▶ [Data extract]
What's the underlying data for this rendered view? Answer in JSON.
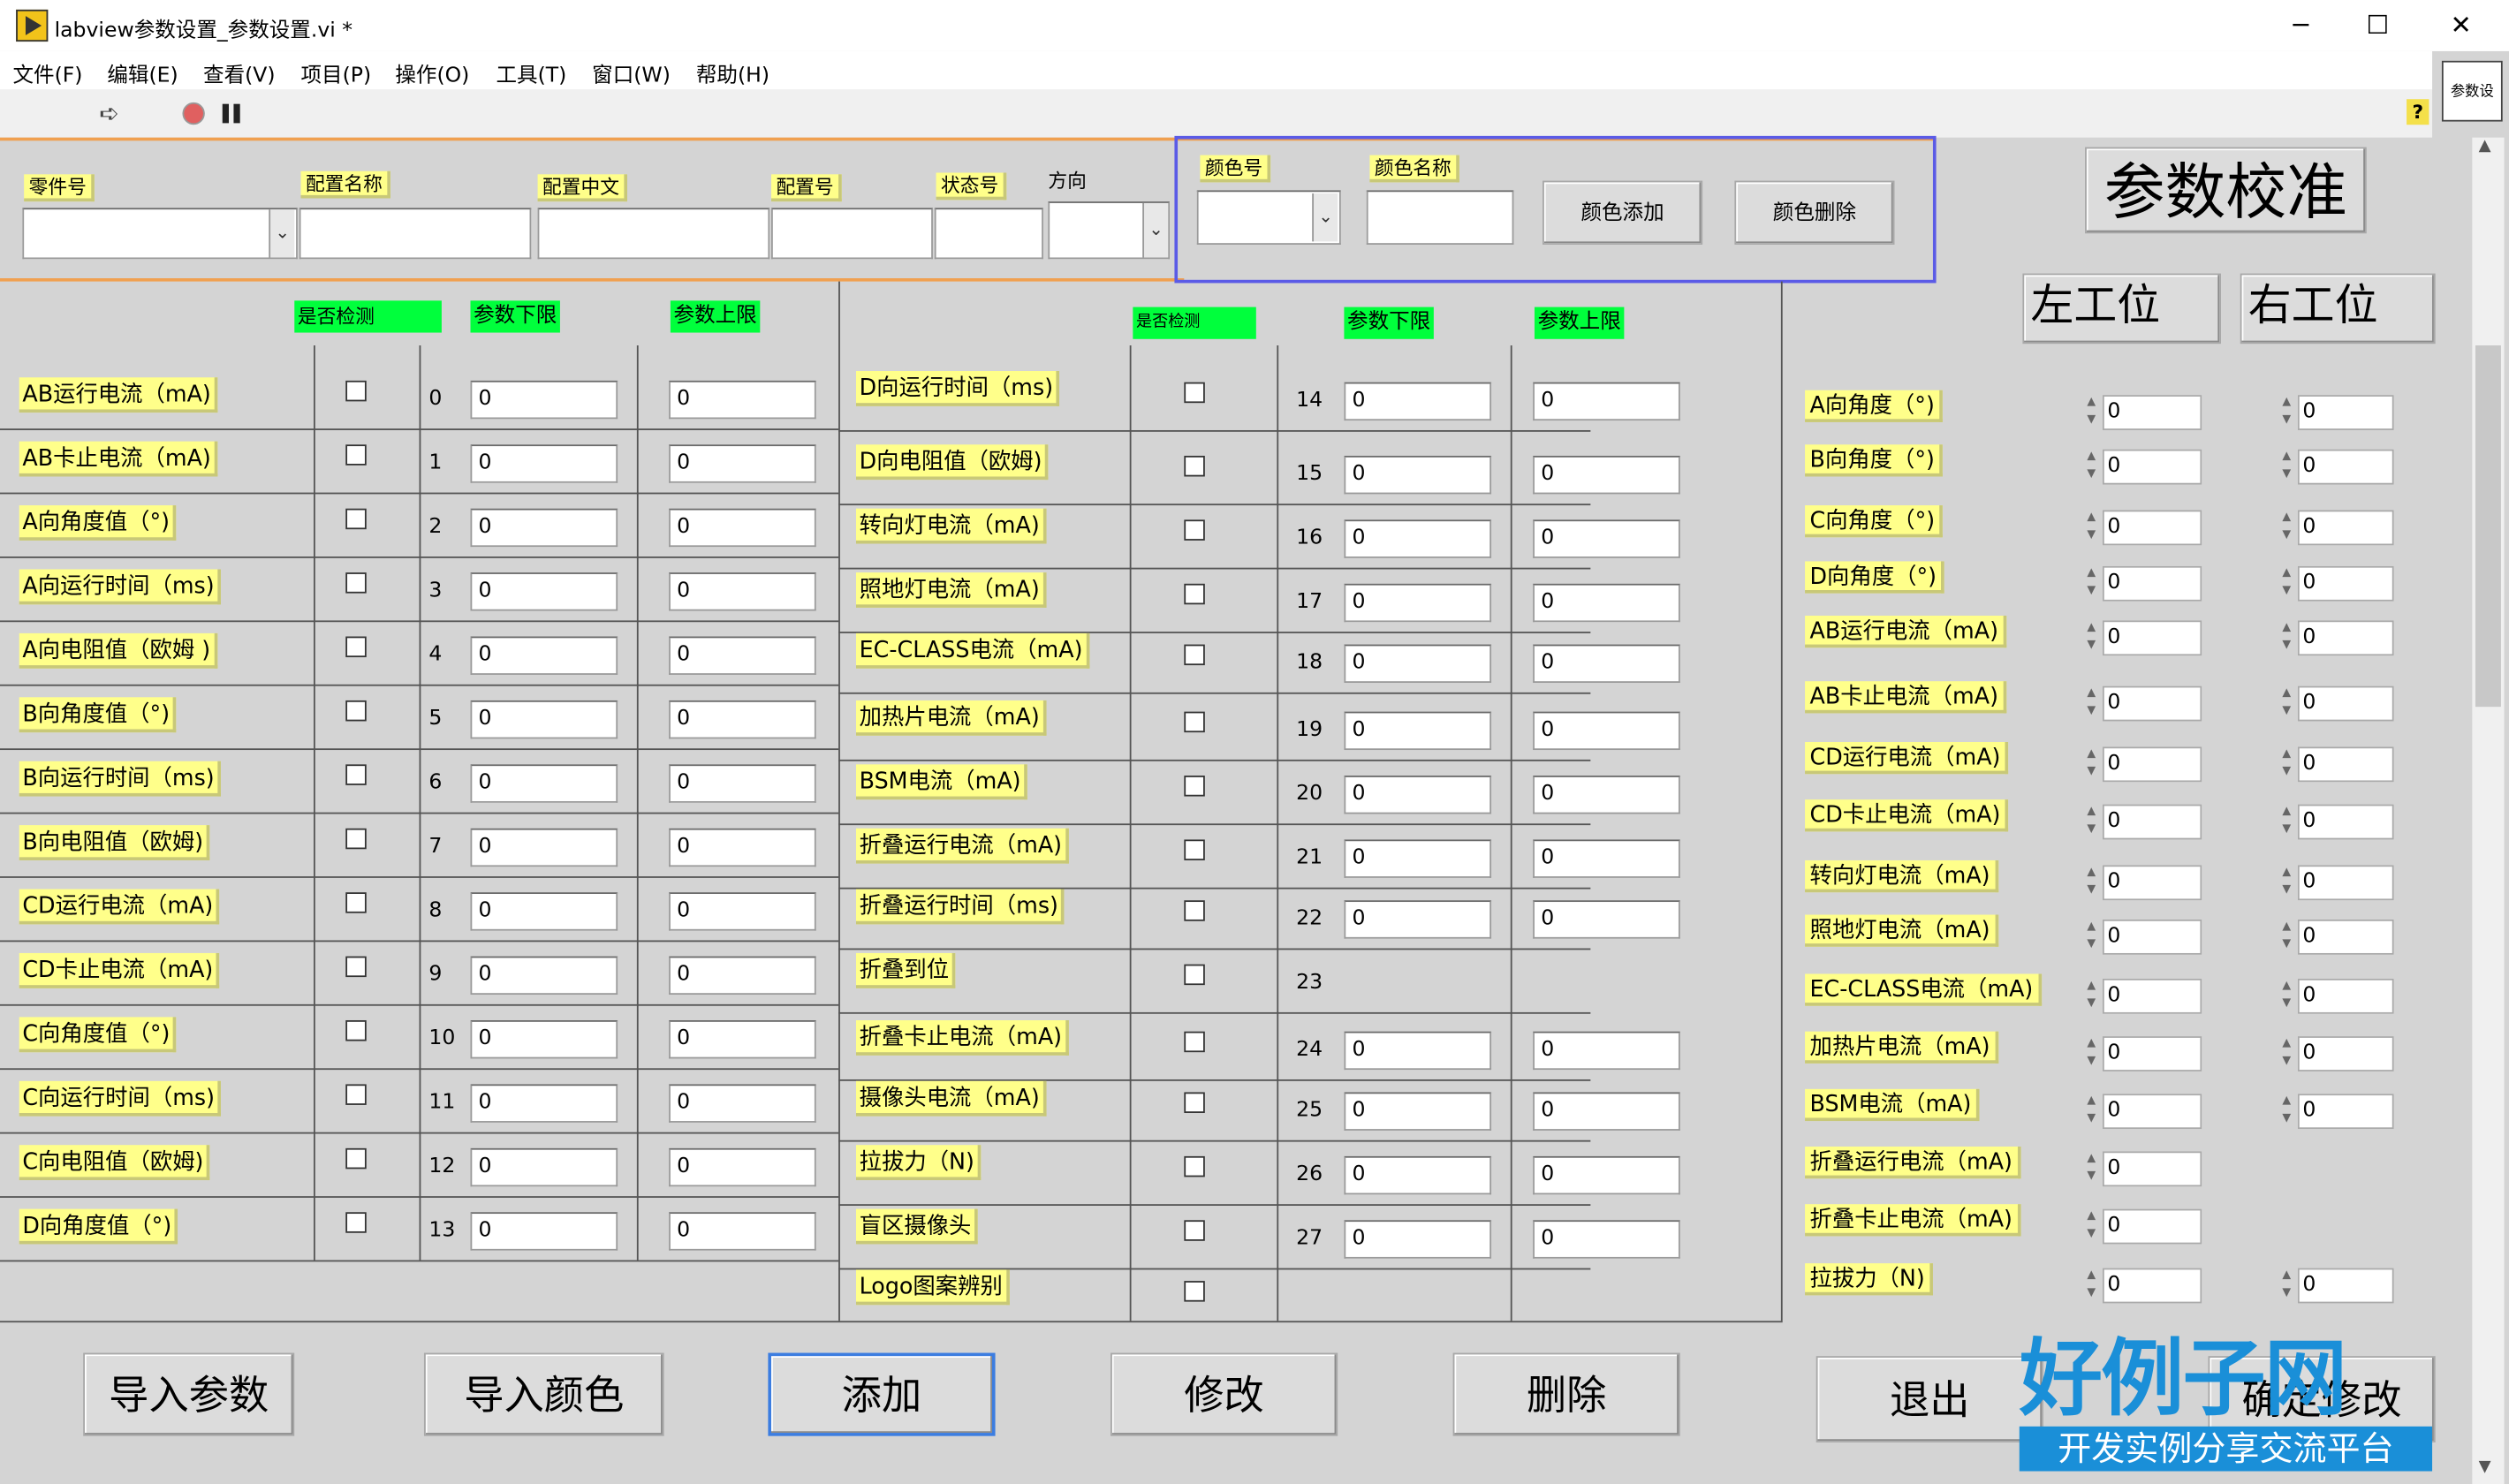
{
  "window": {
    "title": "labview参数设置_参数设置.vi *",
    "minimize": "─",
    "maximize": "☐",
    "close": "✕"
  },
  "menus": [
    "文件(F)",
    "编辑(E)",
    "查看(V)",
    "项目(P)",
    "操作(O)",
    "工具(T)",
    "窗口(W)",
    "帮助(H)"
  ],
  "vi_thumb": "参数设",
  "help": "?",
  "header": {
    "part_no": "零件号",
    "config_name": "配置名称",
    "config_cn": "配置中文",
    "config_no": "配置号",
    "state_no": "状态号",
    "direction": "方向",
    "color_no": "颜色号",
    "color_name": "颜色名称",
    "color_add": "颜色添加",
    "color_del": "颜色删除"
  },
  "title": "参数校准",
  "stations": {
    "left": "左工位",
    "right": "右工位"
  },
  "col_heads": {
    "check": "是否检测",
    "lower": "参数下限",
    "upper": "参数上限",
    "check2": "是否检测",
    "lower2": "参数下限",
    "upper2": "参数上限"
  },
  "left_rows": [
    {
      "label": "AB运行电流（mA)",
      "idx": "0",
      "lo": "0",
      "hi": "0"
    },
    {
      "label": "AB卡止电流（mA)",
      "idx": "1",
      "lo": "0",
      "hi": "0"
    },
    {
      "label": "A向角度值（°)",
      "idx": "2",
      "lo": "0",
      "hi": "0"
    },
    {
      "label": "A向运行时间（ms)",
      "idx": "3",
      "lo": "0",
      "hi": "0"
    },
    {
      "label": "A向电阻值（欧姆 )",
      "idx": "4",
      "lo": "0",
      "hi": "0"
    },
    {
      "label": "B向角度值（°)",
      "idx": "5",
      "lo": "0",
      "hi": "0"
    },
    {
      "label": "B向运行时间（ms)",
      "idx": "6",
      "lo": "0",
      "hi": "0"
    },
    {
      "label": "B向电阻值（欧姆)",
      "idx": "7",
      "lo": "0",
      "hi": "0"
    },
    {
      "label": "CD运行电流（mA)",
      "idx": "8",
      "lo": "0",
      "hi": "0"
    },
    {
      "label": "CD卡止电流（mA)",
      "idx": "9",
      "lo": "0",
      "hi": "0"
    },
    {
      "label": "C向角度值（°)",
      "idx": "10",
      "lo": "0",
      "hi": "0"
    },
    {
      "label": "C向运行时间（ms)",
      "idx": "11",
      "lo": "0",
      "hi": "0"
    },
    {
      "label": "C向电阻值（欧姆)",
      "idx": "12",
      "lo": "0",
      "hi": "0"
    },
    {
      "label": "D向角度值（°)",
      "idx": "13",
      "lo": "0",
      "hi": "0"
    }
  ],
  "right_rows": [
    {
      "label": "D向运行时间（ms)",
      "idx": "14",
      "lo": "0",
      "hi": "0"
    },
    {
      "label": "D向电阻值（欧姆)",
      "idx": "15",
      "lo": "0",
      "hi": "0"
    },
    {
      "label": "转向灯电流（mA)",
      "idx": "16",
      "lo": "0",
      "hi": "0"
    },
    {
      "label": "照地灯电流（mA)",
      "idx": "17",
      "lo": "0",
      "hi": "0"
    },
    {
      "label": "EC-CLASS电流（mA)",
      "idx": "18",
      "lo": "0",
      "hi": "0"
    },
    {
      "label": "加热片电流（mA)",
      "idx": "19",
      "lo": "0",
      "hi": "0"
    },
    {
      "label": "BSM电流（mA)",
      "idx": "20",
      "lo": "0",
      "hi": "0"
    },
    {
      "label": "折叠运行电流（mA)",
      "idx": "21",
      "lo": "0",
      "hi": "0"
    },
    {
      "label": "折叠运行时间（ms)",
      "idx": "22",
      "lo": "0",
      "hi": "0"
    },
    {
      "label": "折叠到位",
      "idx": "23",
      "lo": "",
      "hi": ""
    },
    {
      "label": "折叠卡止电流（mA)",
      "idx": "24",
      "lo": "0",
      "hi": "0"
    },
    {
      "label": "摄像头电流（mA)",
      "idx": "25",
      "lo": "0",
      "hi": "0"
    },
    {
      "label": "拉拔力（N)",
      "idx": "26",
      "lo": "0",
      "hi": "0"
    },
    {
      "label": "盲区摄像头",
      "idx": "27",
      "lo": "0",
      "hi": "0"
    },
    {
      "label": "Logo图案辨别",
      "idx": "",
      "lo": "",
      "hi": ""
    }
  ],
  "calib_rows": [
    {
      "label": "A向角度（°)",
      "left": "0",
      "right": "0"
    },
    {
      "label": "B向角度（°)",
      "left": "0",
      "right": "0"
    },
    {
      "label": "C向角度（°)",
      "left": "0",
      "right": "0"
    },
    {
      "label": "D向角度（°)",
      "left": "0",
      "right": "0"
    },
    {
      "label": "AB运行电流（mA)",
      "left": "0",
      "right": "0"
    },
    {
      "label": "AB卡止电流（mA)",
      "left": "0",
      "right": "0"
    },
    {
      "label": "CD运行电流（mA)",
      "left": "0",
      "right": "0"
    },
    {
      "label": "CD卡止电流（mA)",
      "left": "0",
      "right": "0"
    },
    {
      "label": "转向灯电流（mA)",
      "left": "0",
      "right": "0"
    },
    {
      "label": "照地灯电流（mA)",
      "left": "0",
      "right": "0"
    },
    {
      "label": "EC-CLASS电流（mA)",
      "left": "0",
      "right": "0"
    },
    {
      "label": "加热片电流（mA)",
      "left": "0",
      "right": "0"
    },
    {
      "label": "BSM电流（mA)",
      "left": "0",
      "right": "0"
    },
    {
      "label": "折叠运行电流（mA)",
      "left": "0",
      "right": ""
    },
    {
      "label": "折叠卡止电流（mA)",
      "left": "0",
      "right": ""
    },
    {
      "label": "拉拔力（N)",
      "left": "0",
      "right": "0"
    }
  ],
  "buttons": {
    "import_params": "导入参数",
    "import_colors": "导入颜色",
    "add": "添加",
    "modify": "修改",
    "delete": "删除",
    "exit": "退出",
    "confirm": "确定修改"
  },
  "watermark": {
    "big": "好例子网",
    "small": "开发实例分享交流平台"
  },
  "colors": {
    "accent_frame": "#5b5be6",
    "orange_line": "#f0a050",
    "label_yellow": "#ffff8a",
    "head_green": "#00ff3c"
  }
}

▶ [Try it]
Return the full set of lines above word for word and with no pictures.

▶ [Response]
What's the underlying data for this rendered view? Answer in JSON.
{
  "window": {
    "title": "labview参数设置_参数设置.vi *",
    "minimize": "─",
    "maximize": "☐",
    "close": "✕"
  },
  "menus": [
    "文件(F)",
    "编辑(E)",
    "查看(V)",
    "项目(P)",
    "操作(O)",
    "工具(T)",
    "窗口(W)",
    "帮助(H)"
  ],
  "vi_thumb": "参数设",
  "help": "?",
  "header": {
    "part_no": "零件号",
    "config_name": "配置名称",
    "config_cn": "配置中文",
    "config_no": "配置号",
    "state_no": "状态号",
    "direction": "方向",
    "color_no": "颜色号",
    "color_name": "颜色名称",
    "color_add": "颜色添加",
    "color_del": "颜色删除"
  },
  "title": "参数校准",
  "stations": {
    "left": "左工位",
    "right": "右工位"
  },
  "col_heads": {
    "check": "是否检测",
    "lower": "参数下限",
    "upper": "参数上限",
    "check2": "是否检测",
    "lower2": "参数下限",
    "upper2": "参数上限"
  },
  "left_rows": [
    {
      "label": "AB运行电流（mA)",
      "idx": "0",
      "lo": "0",
      "hi": "0"
    },
    {
      "label": "AB卡止电流（mA)",
      "idx": "1",
      "lo": "0",
      "hi": "0"
    },
    {
      "label": "A向角度值（°)",
      "idx": "2",
      "lo": "0",
      "hi": "0"
    },
    {
      "label": "A向运行时间（ms)",
      "idx": "3",
      "lo": "0",
      "hi": "0"
    },
    {
      "label": "A向电阻值（欧姆 )",
      "idx": "4",
      "lo": "0",
      "hi": "0"
    },
    {
      "label": "B向角度值（°)",
      "idx": "5",
      "lo": "0",
      "hi": "0"
    },
    {
      "label": "B向运行时间（ms)",
      "idx": "6",
      "lo": "0",
      "hi": "0"
    },
    {
      "label": "B向电阻值（欧姆)",
      "idx": "7",
      "lo": "0",
      "hi": "0"
    },
    {
      "label": "CD运行电流（mA)",
      "idx": "8",
      "lo": "0",
      "hi": "0"
    },
    {
      "label": "CD卡止电流（mA)",
      "idx": "9",
      "lo": "0",
      "hi": "0"
    },
    {
      "label": "C向角度值（°)",
      "idx": "10",
      "lo": "0",
      "hi": "0"
    },
    {
      "label": "C向运行时间（ms)",
      "idx": "11",
      "lo": "0",
      "hi": "0"
    },
    {
      "label": "C向电阻值（欧姆)",
      "idx": "12",
      "lo": "0",
      "hi": "0"
    },
    {
      "label": "D向角度值（°)",
      "idx": "13",
      "lo": "0",
      "hi": "0"
    }
  ],
  "right_rows": [
    {
      "label": "D向运行时间（ms)",
      "idx": "14",
      "lo": "0",
      "hi": "0"
    },
    {
      "label": "D向电阻值（欧姆)",
      "idx": "15",
      "lo": "0",
      "hi": "0"
    },
    {
      "label": "转向灯电流（mA)",
      "idx": "16",
      "lo": "0",
      "hi": "0"
    },
    {
      "label": "照地灯电流（mA)",
      "idx": "17",
      "lo": "0",
      "hi": "0"
    },
    {
      "label": "EC-CLASS电流（mA)",
      "idx": "18",
      "lo": "0",
      "hi": "0"
    },
    {
      "label": "加热片电流（mA)",
      "idx": "19",
      "lo": "0",
      "hi": "0"
    },
    {
      "label": "BSM电流（mA)",
      "idx": "20",
      "lo": "0",
      "hi": "0"
    },
    {
      "label": "折叠运行电流（mA)",
      "idx": "21",
      "lo": "0",
      "hi": "0"
    },
    {
      "label": "折叠运行时间（ms)",
      "idx": "22",
      "lo": "0",
      "hi": "0"
    },
    {
      "label": "折叠到位",
      "idx": "23",
      "lo": "",
      "hi": ""
    },
    {
      "label": "折叠卡止电流（mA)",
      "idx": "24",
      "lo": "0",
      "hi": "0"
    },
    {
      "label": "摄像头电流（mA)",
      "idx": "25",
      "lo": "0",
      "hi": "0"
    },
    {
      "label": "拉拔力（N)",
      "idx": "26",
      "lo": "0",
      "hi": "0"
    },
    {
      "label": "盲区摄像头",
      "idx": "27",
      "lo": "0",
      "hi": "0"
    },
    {
      "label": "Logo图案辨别",
      "idx": "",
      "lo": "",
      "hi": ""
    }
  ],
  "calib_rows": [
    {
      "label": "A向角度（°)",
      "left": "0",
      "right": "0"
    },
    {
      "label": "B向角度（°)",
      "left": "0",
      "right": "0"
    },
    {
      "label": "C向角度（°)",
      "left": "0",
      "right": "0"
    },
    {
      "label": "D向角度（°)",
      "left": "0",
      "right": "0"
    },
    {
      "label": "AB运行电流（mA)",
      "left": "0",
      "right": "0"
    },
    {
      "label": "AB卡止电流（mA)",
      "left": "0",
      "right": "0"
    },
    {
      "label": "CD运行电流（mA)",
      "left": "0",
      "right": "0"
    },
    {
      "label": "CD卡止电流（mA)",
      "left": "0",
      "right": "0"
    },
    {
      "label": "转向灯电流（mA)",
      "left": "0",
      "right": "0"
    },
    {
      "label": "照地灯电流（mA)",
      "left": "0",
      "right": "0"
    },
    {
      "label": "EC-CLASS电流（mA)",
      "left": "0",
      "right": "0"
    },
    {
      "label": "加热片电流（mA)",
      "left": "0",
      "right": "0"
    },
    {
      "label": "BSM电流（mA)",
      "left": "0",
      "right": "0"
    },
    {
      "label": "折叠运行电流（mA)",
      "left": "0",
      "right": ""
    },
    {
      "label": "折叠卡止电流（mA)",
      "left": "0",
      "right": ""
    },
    {
      "label": "拉拔力（N)",
      "left": "0",
      "right": "0"
    }
  ],
  "buttons": {
    "import_params": "导入参数",
    "import_colors": "导入颜色",
    "add": "添加",
    "modify": "修改",
    "delete": "删除",
    "exit": "退出",
    "confirm": "确定修改"
  },
  "watermark": {
    "big": "好例子网",
    "small": "开发实例分享交流平台"
  },
  "colors": {
    "accent_frame": "#5b5be6",
    "orange_line": "#f0a050",
    "label_yellow": "#ffff8a",
    "head_green": "#00ff3c"
  }
}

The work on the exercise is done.